Geographic Reach National
Primary Audience Professional Practitioners
Results and Impact We presented the research and development work on the use of beneficial microbes to the association of vegetable growers on 26th Feb 2018
Year(s) Of Engagement Activity 2018
 
Description Presentation at an industry meeting 
Form Of Engagement Activity A talk or presentation
Part Of Official Scheme? No
Geographic Reach Regional
Primary Audience Industry/Business
Results and Impact We presented a talk to growers, industry representatives and members of the East Kent Fruit Society (EKFS) about soil microbes and how to best use them in commercial top fruit.
Year(s) Of Engagement Activity 2016
 
Description Presentation at an industry meeting 
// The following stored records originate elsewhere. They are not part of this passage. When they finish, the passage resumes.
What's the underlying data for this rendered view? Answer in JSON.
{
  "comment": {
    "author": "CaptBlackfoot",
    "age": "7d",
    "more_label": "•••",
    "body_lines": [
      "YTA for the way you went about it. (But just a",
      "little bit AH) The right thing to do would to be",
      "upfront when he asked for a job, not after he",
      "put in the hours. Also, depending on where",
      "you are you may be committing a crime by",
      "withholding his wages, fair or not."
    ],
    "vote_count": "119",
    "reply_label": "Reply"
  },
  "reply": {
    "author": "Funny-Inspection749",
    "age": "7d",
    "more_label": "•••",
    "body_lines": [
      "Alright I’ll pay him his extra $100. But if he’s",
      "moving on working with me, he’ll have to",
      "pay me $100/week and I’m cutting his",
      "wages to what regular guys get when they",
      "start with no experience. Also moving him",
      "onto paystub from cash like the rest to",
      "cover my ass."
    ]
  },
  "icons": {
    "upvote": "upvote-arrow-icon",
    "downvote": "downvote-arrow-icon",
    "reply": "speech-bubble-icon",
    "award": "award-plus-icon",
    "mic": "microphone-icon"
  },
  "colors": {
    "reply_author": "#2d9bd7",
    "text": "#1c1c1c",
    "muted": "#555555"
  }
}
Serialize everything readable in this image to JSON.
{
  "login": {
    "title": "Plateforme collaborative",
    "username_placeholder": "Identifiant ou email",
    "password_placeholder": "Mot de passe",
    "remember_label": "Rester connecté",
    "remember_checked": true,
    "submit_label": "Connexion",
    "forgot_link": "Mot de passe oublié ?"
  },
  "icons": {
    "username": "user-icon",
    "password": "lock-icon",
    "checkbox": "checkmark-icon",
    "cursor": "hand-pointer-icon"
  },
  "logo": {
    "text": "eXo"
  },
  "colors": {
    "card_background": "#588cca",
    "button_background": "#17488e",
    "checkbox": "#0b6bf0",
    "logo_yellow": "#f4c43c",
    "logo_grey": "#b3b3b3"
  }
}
Form Of Engagement Activity A talk or presentation
Part Of Official Scheme? No
Geographic Reach National
Primary Audience Industry/Business
Results and Impact We presented a talk on the use of microbes as soil amendments in the field and the nursery at the Agrovista tree fruit day, Kent. Circa 100 top fruit growers, nurserymen and industry representatives attended the conference. Outcomes were that the Agrovista top fruit team increased sales in the 2016/2017 planting period and growers were better educated in how to use microbes commercially.
Year(s) Of Engagement Activity 2016
 
Description Presentation in a conference 
Form Of Engagement Activity A talk or presentation
Part Of Official Scheme? No
Geographic Reach National
Primary Audience Professional Practitioners
Results and Impact This event was organised by soil scientist and landscape consultant Tim O'Hare, and participants mainly came from landscape architects, contractors, garden designers, developers, topsoil manufacturers and other industry professionals. We presented the general use of beneficial microbes to improve soil health
Year(s) Of Engagement Activity 2017
 
Description Presentation in a science and industry workshop 
Form Of Engagement Activity A formal working group, expert panel or dialogue
Part Of Official Scheme? No
Geographic Reach International
Primary Audience Professional Practitioners
Results and Impact Feb 2016 KTN in Sheffield. We presented a talk about the use of microbes in substrate growing systems. ~ 80 participants attended the workshop including academics (national and international) members of the KTN, and industry representatives linked to substrate growing.
Year(s) Of Engagement Activity 2016